'Green business sector' definition makes funding difficult to tally
During President Barack Obama's first campaign, he promised to invest $150 billion to encourage a "green" business sector. In 2009, we rated this In the Works, because the stimulus package included funding for the clean energy industry, energy efficiency initiatives, green transportation, and an upgrade to the nation's electricity grid.
Now with Obama's second term wrapping up, we wanted to see if he had reached the $150 billion mark.
That's where things get tricky.
Kenneth Medlock III is the senior director at the Center for Energy Studies at Rice University. He says it's difficult to put an exact price tag on money invested in the "green business sector" because it doesn't have a specific definition.
"That can get murky because of how one can count expenditures on the 'green energy business' sector," Medlock said. "Some of these things are direct expenditures to businesses in the 'green' energy space, while others are indirect but still support the effort."
So, while it's impossible to tell what was invested in the so-called "green business sector," billions of dollars were invested into advancing alternative energy and battling climate change.
For example, the Energy Department announced in 2015 more than $59 million in funding to support solar energy. The Obama administration also announced $4 billion in commitments by foundations, institutional investors and other long-term investors to improve clean energy and climate-change solutions.
The Energy Department Loan Programs Office "generated more than $50 billion in total project investment, supported job creation, cut pollution and enhanced American competitiveness in the global economy." It still has $40 billion left for "clean energy projects and advanced technology vehicles manufacturing."
Rachel Cleetus, a lead economist and climate policy manager at the Union of Concerned Scientists, said that research and development for clean energy was a focus under the current administration.
"The Obama administration made a lot of strides in that sense, really starting to kickstart clean energy," Cleetus said.
Obama also promised to "create 5 million 'green' jobs." We rated that Compromise in a separate fact check because, like the "green business sector," the definition of "green" jobs isn't clear cut.
Obama promised to "invest $150 billion in the 'green' business sector." Because it is not clear exactly what qualifies as part of the "green business sector," it is difficult to determine how much money was invested. However, the Obama administration started many clean energy initiatives and programs. We rate this Compromise.
Interview, Rachel Cleetus, lead economist and climate policy manager at the Union of Concerned Scientists, Nov. 28, 2016
Email interview, Kenneth Medlock III, senior director at the Center for Energy Studies at Rice University, Nov. 28, 2016
Fortune, Trump Says He's Keeping an 'Open Mind' on Pulling Out of Paris Climate Accord, Nov. 23, 2016

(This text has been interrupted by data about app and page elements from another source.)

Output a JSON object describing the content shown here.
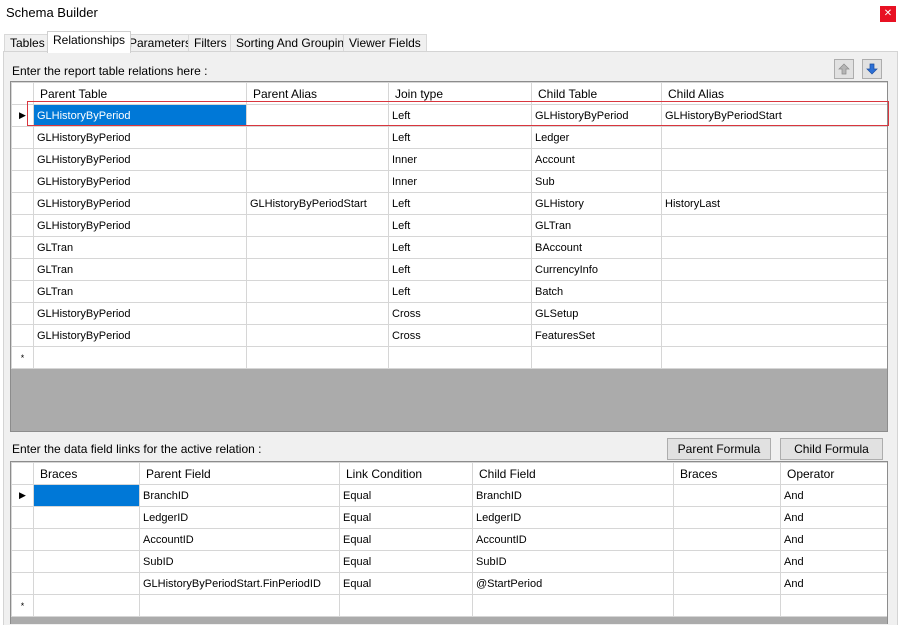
{
  "window": {
    "title": "Schema Builder"
  },
  "tabs": [
    "Tables",
    "Relationships",
    "Parameters",
    "Filters",
    "Sorting And Grouping",
    "Viewer Fields"
  ],
  "relations": {
    "label": "Enter the report table relations here :",
    "columns": [
      "Parent Table",
      "Parent Alias",
      "Join type",
      "Child Table",
      "Child Alias"
    ],
    "rows": [
      [
        "GLHistoryByPeriod",
        "",
        "Left",
        "GLHistoryByPeriod",
        "GLHistoryByPeriodStart"
      ],
      [
        "GLHistoryByPeriod",
        "",
        "Left",
        "Ledger",
        ""
      ],
      [
        "GLHistoryByPeriod",
        "",
        "Inner",
        "Account",
        ""
      ],
      [
        "GLHistoryByPeriod",
        "",
        "Inner",
        "Sub",
        ""
      ],
      [
        "GLHistoryByPeriod",
        "GLHistoryByPeriodStart",
        "Left",
        "GLHistory",
        "HistoryLast"
      ],
      [
        "GLHistoryByPeriod",
        "",
        "Left",
        "GLTran",
        ""
      ],
      [
        "GLTran",
        "",
        "Left",
        "BAccount",
        ""
      ],
      [
        "GLTran",
        "",
        "Left",
        "CurrencyInfo",
        ""
      ],
      [
        "GLTran",
        "",
        "Left",
        "Batch",
        ""
      ],
      [
        "GLHistoryByPeriod",
        "",
        "Cross",
        "GLSetup",
        ""
      ],
      [
        "GLHistoryByPeriod",
        "",
        "Cross",
        "FeaturesSet",
        ""
      ]
    ]
  },
  "links": {
    "label": "Enter the data field links for the active relation :",
    "parent_formula": "Parent Formula",
    "child_formula": "Child Formula",
    "columns": [
      "Braces",
      "Parent Field",
      "Link Condition",
      "Child Field",
      "Braces",
      "Operator"
    ],
    "rows": [
      [
        "",
        "BranchID",
        "Equal",
        "BranchID",
        "",
        "And"
      ],
      [
        "",
        "LedgerID",
        "Equal",
        "LedgerID",
        "",
        "And"
      ],
      [
        "",
        "AccountID",
        "Equal",
        "AccountID",
        "",
        "And"
      ],
      [
        "",
        "SubID",
        "Equal",
        "SubID",
        "",
        "And"
      ],
      [
        "",
        "GLHistoryByPeriodStart.FinPeriodID",
        "Equal",
        "@StartPeriod",
        "",
        "And"
      ]
    ]
  },
  "indicators": {
    "current": "▶",
    "new_row": "*"
  },
  "icons": {
    "move_up": "arrow-up-icon",
    "move_down": "arrow-down-icon"
  },
  "colors": {
    "selection": "#0078d7",
    "highlight": "#d9363e",
    "close": "#e81123"
  }
}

White House, New Commitments to Accelerate Investment in the Clean-Energy Transformation, June 2, 2016
PolitiFact, No clear information on number of "green" jobs created, Nov. 14, 2016

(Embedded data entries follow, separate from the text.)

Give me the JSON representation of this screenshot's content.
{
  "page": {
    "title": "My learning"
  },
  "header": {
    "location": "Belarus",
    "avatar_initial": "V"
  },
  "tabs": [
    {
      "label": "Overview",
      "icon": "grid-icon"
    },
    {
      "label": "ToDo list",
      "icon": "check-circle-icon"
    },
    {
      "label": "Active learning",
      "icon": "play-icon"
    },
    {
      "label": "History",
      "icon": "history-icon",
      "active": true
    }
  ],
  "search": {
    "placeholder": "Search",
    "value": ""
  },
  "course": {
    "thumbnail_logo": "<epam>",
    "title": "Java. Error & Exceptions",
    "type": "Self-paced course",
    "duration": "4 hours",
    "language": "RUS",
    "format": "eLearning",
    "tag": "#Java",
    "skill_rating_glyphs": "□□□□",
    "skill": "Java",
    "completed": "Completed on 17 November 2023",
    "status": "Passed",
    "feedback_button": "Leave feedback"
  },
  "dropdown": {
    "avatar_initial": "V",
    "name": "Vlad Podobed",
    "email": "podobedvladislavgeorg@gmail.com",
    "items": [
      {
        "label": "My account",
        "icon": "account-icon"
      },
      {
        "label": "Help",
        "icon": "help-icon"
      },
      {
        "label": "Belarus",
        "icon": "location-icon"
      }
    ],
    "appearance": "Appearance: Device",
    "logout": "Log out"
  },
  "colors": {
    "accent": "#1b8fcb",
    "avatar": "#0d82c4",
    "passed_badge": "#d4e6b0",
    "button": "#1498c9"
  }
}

U.S. Energy Department, Energy Department Announces More Than $59 Million Investment in Solar, Jan. 29, 2015
U.S. Energy Department, Federal Financing Programs for Clean Energy, 2016
United Nations, The Paris Agreement, accessed Nov. 29, 2016
Mission Innovation, Mission Innovation: Accelerating the Clean Energy Revolution, accessed Nov. 29, 2016
Obama makes progress on green jobs promise
President Barack Obama promised to kill two birds with one stone on the campaign trail: He'd create jobs and improve the environment by investing in green industries.
So far, Obama has made headway on that promise on several fronts.
For starters, he included major investment in the clean energy industry, energy efficiency initiatives and green transportation in the stimulus package passed by Congress in early 2009. Environment America, a coalition of environmental advocacy groups, said the total investment in green projects topped out at $78.61 billion.
Also part of the stimulus package is $4.5 billion to upgrade the nation's electricity grid. These upgrades are intended to improve energy efficiency. But more importantly, the plan includes a mandate to install millions of "smart meters," devices that allow consumers to track energy use in real time and can lower utility bills and reduce power outages. In a separate announcement, Obama said that some of the money would be used to install 850 sensors meant to incorporate renewable energy, like wind and solar power, into the grid, thus helping to solve the long-standing problem of distributing alternative energies throughout the country.
Do all these investments total to $150 billion or 5 million jobs? Not yet, but it is progress toward his promise of creating a green economy. We'll move this promise to In the Works as a result.
Reuters, Obama plans big smart grid announcement , Oct. 26, 2009
BusinessWeek, Hidden Tech Winners in Obama's Green Stimulus Bill , by Celeste LeCompte, Jan. 23, 2009
Environment America, Clean Energy to Power Economic Recovery , accessed Nov. 25, 2009